However, it’s important to remember that even as negative news events gain widespread coverage, acts of human kindness are everywhere – especially in the state of Tennessee. Many of us have personally witnessed these ourselves, whether in the form of volunteers sewing masks or friends picking up groceries for elderly neighbors. In these weird and wild times, there’s something comforting about the Volunteer State living up to its name.

In honor of Mental Health Month and Nashville’s volunteer spirit, we’ve compiled some of our favorite uplifting stories of human kindness during COVID-19. We hope they inspire you to believe in a brighter future for all of us.

Nashville Tornado Relief Efforts Continue

While sympathetic hugs or politician’s handshakes are now out of the question, tornado relief efforts have continued in spite of COVID-19. More than 500 people were accommodated in hotel rooms provided by the Red Cross, since mass shelters were not an option, and they have been fed catered meals delivered to the hotels (instead of at a large kitchen). Other volunteer organizations are making similar accommodations, restricting the number of people on a job site to the bare essentials. While logistics have gotten more complicated, volunteers continue to work hard to help their fellow Tennesseans to recover.

Support from Public Figures

Celebrities have gotten in on the relief efforts too. Country star Brad Paisley and his wife, Kimberly Williams-Paisley, have opened The Store, a free grocery open to those in need. The goal of this nonprofit is to enable food-insecure Tennesseans to shop for groceries with dignity and respect. Volunteers, interns, and staff have mobilized in the face of COVID-19, delivering food to high-risk elderly residents in affected communities.

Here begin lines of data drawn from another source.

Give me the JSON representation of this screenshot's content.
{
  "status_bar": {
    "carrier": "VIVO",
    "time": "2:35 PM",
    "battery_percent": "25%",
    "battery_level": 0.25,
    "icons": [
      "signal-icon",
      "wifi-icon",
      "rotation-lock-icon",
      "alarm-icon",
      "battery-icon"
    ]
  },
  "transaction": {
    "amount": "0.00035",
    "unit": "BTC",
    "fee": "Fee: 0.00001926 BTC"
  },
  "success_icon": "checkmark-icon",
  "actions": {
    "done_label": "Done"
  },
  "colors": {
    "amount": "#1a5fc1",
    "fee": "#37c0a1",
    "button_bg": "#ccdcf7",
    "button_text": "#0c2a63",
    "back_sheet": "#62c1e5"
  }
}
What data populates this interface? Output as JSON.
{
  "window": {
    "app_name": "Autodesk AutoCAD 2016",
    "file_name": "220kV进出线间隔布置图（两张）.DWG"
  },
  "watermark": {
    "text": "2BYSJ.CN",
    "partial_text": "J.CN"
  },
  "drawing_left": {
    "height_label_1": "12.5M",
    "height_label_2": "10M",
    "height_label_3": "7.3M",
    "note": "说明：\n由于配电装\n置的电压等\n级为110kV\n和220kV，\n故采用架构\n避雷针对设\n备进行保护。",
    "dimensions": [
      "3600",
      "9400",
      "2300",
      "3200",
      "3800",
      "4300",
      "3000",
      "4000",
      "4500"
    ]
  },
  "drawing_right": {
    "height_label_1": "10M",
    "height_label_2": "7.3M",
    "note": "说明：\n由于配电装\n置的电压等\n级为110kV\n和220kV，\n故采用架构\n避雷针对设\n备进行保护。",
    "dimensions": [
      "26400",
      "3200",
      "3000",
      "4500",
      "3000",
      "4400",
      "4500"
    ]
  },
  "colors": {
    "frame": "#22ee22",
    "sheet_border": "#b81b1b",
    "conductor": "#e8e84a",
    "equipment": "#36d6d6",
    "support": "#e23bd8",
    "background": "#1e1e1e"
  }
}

Similarly, Oprah Winfrey has sought to support Nashvillians, particularly those in poor minority communities who have been disproportionately affected by the pandemic. She has called Nashville her foundation, donating $2 million to provide immediate food relief to underserved communities.

Drive-Through Graduations

In lieu of traditional cap and gown ceremonies, Nashville-area schools have transitioned to drive-through graduations for high school seniors, middle school graduates, and even younger children. For all, this event marks an incredible milestone that should be celebrated by other students, parents, and members of the community. A video of Pearl Cohn student Dontrail Spencer’s emotional graduation ceremony has gone viral, and for good reason – it demonstrates just how important these parades can be.

A Semi Truck Dumped Like 40,000 Pounds of Mac & Cheese on I-24

This one is more of a side note. Is this technically good news or a story of human kindness? No. Did this ridiculous headline make us laugh? Yes.

Photographer Raises Money for Nashville Humane

Local photographer Wendy Jo O’Barr has begun offering pet portraits to raise money for the Nashville Humane Association during COVID-19. Her professional photographs are taken from a safe distance, but they capture the unique personality of each animal – and raise funds for those in need.

Running Errands for High-Risk Neighbors

East Nashvillian Sarah Townsend Smith posted on social media asking for high-risk neighbors to email her with any errands they needed done. She received an outpouring of support from others who wanted to help pick up groceries and prescriptions for those in need. Today, she’s connecting high-risk individuals with a large pool of volunteers, making a difference in countless lives each day.

Brighter Days Ahead for Nashville, TN

Whatever your experience during the coronavirus outbreak, we hope you’re safe and able to seek out good news like the stories above. These are just a few of our notable mentions – there are countless more… you just have to look for the silver lining.


Webconsuls is a full-service digital marketing agency with offices in Nashville, TN and Los Angeles, CA.